Abe to offer Japan as China counterweight, at Asian defence forum

Shinzo Abe will use a speech at an Asian defence forum this weekend to offer Japan as a counterweight to the growing might of China in a region increasingly riven by territorial disputes. The Japanese prime minister will tell the so-called Shangri-La Dialogue that Tokyo and its partner the United States stand ready to jointly bolster security cooperation with the Association of Southeast Asian Nations (ASEAN), the Sankei Shimbun newspaper reported. He will stop short of singling out China, the paper added, but there will be little doubt about where he thinks the blame lies for the various escalating disputes in the South China Sea, and Japan's own battle with Beijing over East China Sea islands.

Ferry disaster clouds key vote for Seoul mayor

South Korea's ferry disaster has cast a heavy shadow over upcoming local elections, especially the key race for Seoul mayor -- a high-profile post seen as a possible springboard for the presidency. Surrounded by allegations of negligence, greed and incompetence, the sinking of the 6,825-tonne Sewol ferry triggered intense criticism of the government and President Park Geun-Hye whose ruling conservative Saenuri Party fears a backlash in the June 4 vote. Particular attention will be paid to the mayoral race in Seoul where the two main candidates for one of the most powerful jobs in the country present a timely study in contrasts.

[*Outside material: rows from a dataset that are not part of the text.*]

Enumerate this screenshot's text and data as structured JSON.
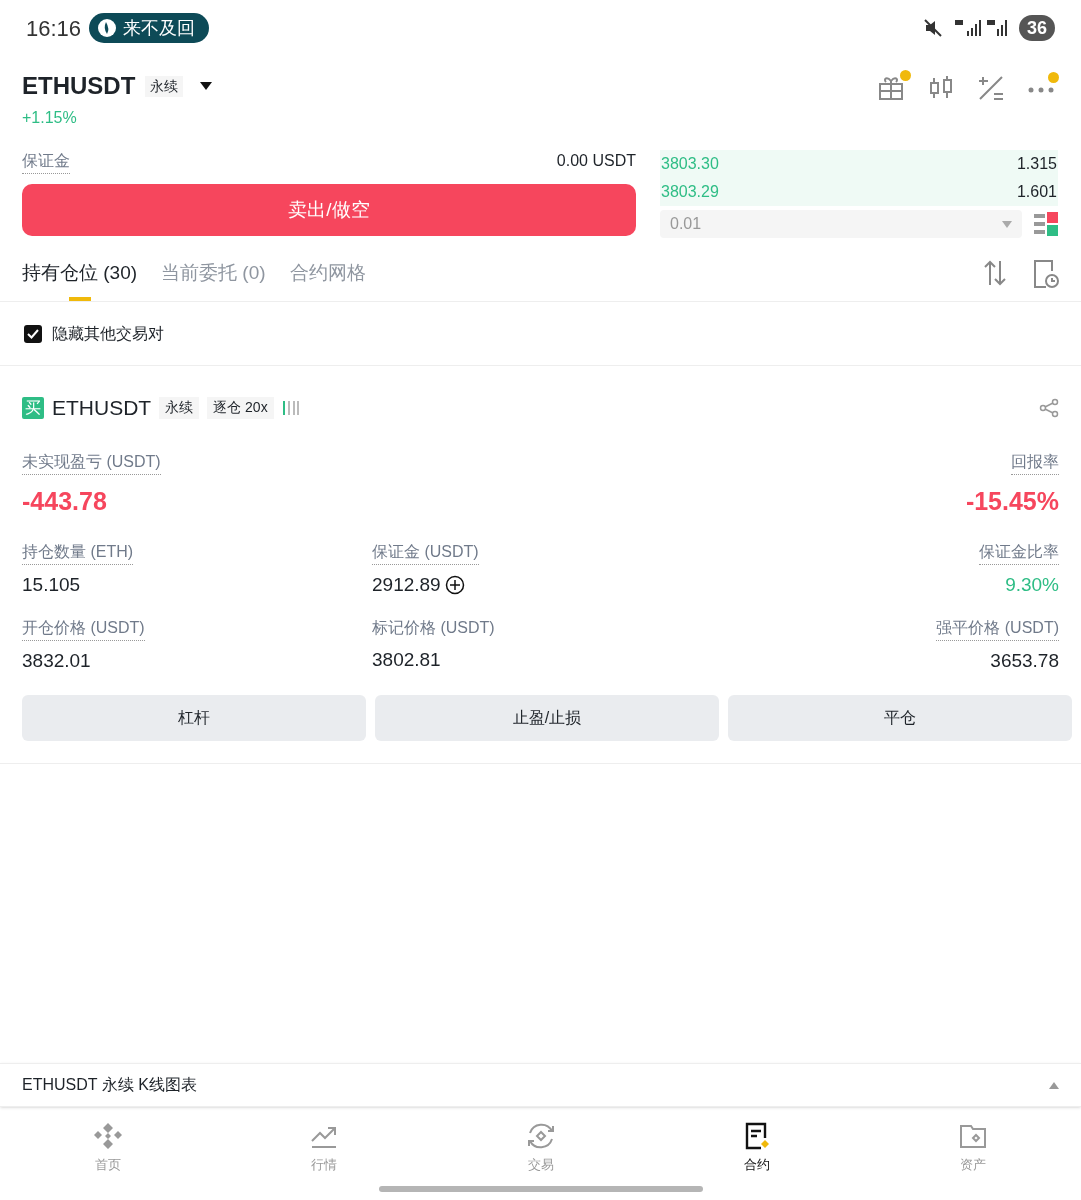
{
  "status_bar": {
    "time": "16:16",
    "notification": "来不及回",
    "battery": "36"
  },
  "header": {
    "symbol": "ETHUSDT",
    "tag": "永续",
    "change": "+1.15%"
  },
  "order_panel": {
    "margin_label": "保证金",
    "margin_value": "0.00 USDT",
    "sell_button": "卖出/做空"
  },
  "order_book": {
    "rows": [
      {
        "price": "3803.30",
        "qty": "1.315"
      },
      {
        "price": "3803.29",
        "qty": "1.601"
      }
    ],
    "depth": "0.01"
  },
  "tabs": [
    {
      "label": "持有仓位 (30)",
      "selected": true
    },
    {
      "label": "当前委托 (0)",
      "selected": false
    },
    {
      "label": "合约网格",
      "selected": false
    }
  ],
  "hide_other_pairs": {
    "label": "隐藏其他交易对",
    "checked": true
  },
  "position": {
    "side": "买",
    "symbol": "ETHUSDT",
    "tags": [
      "永续",
      "逐仓 20x"
    ],
    "pnl_label": "未实现盈亏 (USDT)",
    "pnl_value": "-443.78",
    "roe_label": "回报率",
    "roe_value": "-15.45%",
    "fields": [
      {
        "label": "持仓数量 (ETH)",
        "value": "15.105",
        "kind": "plain"
      },
      {
        "label": "保证金 (USDT)",
        "value": "2912.89",
        "kind": "adjustable"
      },
      {
        "label": "保证金比率",
        "value": "9.30%",
        "kind": "positive"
      },
      {
        "label": "开仓价格 (USDT)",
        "value": "3832.01",
        "kind": "plain"
      },
      {
        "label": "标记价格 (USDT)",
        "value": "3802.81",
        "kind": "plain"
      },
      {
        "label": "强平价格 (USDT)",
        "value": "3653.78",
        "kind": "plain"
      }
    ],
    "actions": [
      "杠杆",
      "止盈/止损",
      "平仓"
    ]
  },
  "chart_bar": {
    "title": "ETHUSDT 永续 K线图表"
  },
  "nav": [
    {
      "label": "首页",
      "selected": false
    },
    {
      "label": "行情",
      "selected": false
    },
    {
      "label": "交易",
      "selected": false
    },
    {
      "label": "合约",
      "selected": true
    },
    {
      "label": "资产",
      "selected": false
    }
  ]
}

His main challenger, tycoon-turned-politician Chung Mong-Joon of the Saenuri Party, is a seven-term legislator and scion of the family that founded and controls the giant Hyundai conglomerate.

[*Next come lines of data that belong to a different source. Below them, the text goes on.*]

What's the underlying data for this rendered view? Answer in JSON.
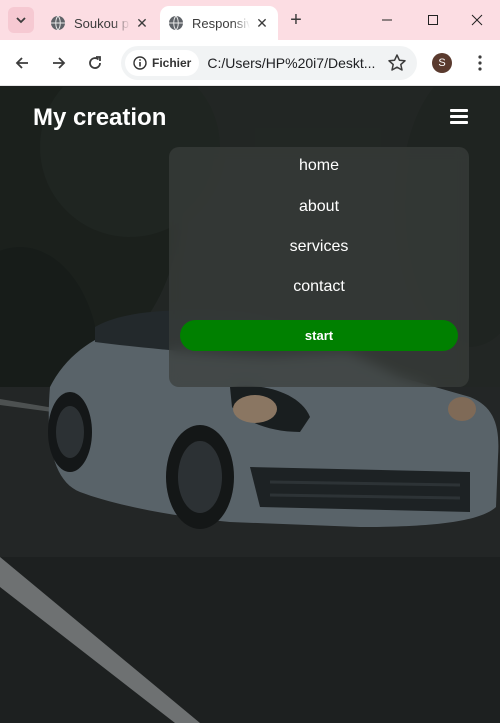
{
  "browser": {
    "tabs": [
      {
        "title": "Soukou p",
        "active": false
      },
      {
        "title": "Responsiv",
        "active": true
      }
    ],
    "address": {
      "chip_label": "Fichier",
      "url": "C:/Users/HP%20i7/Deskt..."
    },
    "profile_initial": "S",
    "accent_color": "#fcdde3"
  },
  "page": {
    "logo": "My creation",
    "menu": {
      "items": [
        "home",
        "about",
        "services",
        "contact"
      ],
      "cta_label": "start",
      "cta_color": "#008000"
    }
  }
}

PNG police blast Australia riot review as 'cover-up'

Papua New Guinea police on Thursday said an investigation into a riot at an Australian detention centre on Manus Island that left an asylum-seeker dead "stinks of a major cover-up". Deputy Commissioner Simon Kauba said the findings of the probe, carried out on behalf of the Australian government, "only hampers our on-going investigations into the riot" which also left 69 people injured in February. "Our investigations have been frustrated from day one with a complete lack of cooperation from all involved including (detention centre security firm) G4S employees as well as the asylum-seekers themselves," Kauba said in a statement.

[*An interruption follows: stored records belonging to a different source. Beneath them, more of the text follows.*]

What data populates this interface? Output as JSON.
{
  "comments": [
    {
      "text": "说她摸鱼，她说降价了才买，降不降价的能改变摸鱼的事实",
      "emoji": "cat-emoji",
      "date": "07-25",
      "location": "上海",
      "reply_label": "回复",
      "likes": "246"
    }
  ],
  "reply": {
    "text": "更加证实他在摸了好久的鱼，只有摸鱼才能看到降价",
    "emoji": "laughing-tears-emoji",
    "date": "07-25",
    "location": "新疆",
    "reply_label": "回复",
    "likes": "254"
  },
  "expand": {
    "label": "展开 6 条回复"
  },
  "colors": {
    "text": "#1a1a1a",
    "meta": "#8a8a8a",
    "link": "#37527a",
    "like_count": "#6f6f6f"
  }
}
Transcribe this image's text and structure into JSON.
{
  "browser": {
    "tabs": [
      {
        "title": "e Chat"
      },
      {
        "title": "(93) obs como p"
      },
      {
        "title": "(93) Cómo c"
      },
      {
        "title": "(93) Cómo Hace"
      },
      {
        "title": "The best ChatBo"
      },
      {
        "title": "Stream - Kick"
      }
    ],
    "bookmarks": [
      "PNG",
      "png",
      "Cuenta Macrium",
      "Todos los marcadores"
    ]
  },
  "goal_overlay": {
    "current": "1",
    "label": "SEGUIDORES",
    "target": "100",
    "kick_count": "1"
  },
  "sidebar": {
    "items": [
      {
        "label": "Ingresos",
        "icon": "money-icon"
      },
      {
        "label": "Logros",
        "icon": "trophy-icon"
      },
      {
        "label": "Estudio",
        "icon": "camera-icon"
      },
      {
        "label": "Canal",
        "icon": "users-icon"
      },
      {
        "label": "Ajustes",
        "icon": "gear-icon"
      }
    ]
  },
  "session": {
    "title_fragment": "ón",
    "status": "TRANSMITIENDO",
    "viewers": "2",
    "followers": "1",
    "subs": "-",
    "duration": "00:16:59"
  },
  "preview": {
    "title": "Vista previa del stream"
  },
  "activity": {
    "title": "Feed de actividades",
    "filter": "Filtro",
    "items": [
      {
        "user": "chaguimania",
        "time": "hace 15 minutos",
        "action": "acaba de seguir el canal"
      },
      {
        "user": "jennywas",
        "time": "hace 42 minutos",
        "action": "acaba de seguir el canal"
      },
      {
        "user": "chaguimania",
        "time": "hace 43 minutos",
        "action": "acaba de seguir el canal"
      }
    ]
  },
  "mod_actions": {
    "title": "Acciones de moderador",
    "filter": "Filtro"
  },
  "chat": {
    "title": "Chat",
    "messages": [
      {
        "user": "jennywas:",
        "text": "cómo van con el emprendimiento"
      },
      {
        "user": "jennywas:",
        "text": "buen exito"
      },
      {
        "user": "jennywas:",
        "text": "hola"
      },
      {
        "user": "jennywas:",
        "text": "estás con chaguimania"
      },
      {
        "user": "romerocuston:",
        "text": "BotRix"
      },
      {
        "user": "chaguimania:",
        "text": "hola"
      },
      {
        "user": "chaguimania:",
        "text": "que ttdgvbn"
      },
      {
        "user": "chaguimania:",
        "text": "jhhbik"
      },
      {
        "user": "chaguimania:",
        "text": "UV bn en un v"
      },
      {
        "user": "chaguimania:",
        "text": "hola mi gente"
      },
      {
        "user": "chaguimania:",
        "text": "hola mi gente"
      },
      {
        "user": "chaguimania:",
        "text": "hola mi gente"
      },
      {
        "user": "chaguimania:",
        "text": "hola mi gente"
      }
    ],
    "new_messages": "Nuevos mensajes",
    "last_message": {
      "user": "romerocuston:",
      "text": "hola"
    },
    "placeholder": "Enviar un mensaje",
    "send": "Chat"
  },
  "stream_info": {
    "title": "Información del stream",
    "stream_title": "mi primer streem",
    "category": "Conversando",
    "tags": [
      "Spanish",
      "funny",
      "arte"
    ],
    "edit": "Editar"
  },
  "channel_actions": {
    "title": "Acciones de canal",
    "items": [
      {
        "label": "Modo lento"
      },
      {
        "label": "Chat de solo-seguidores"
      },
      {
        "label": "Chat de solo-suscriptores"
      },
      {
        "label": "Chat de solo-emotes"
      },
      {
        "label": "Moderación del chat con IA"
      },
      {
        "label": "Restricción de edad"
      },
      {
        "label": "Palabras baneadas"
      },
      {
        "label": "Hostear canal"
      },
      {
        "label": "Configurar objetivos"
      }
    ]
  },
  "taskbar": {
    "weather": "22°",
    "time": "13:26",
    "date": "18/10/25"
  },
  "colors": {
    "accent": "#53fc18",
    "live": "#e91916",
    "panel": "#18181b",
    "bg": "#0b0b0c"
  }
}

Kerry to Snowden: 'Man up' and come home

WASHINGTON (AP) — Secretary of State John Kerry called National Security Agency leaker Edward Snowden a fugitive and challenged him to "man up and come back to the United States." Snowden says in an interview that he would like to go home.

U.S. veterans health probe confirms cover-up of care delays

By David Lawder, Roberta Rampton and Julia Edwards WASHINGTON (Reuters) - Calls for U.S. Veterans Affairs Secretary Eric Shinseki to resign grew louder on Wednesday as the agency's inspector general confirmed "systemic" and widespread VA scheduling abuses to cover up long wait times for veterans' healthcare. The Department of Veterans Affairs' internal watchdog is probing manipulation of appointment data at 42 VA medical centers, up from 26 last week, it said in an interim report on allegations of secret waiting lists. The office said it has confirmed that "inappropriate scheduling practices are systemic" throughout the Veterans Health Administration. The report confirmed allegations that staff at VA medical facilities in Phoenix significantly understated months-long wait times for healthcare appointments for veterans.

California lawmakers reject bill requiring labeling on GMO foods

California lawmakers on Wednesday rejected a bill that would require labels on foods made with genetically modified organisms (GMOs), the second time in two years such legislation has failed to take hold in the state. Proponents of the bill had sought to make California the second state in the country after Vermont to require GMO labeling, but the measure failed to pass the state Senate by two votes. Democratic Senator Noreen Evans, the bill's author, was planning to push a reconsideration vote on Thursday before the end of the legislative session. The bill would require all distributors who sell food in California to label the product if any of the ingredients have been genetically engineered.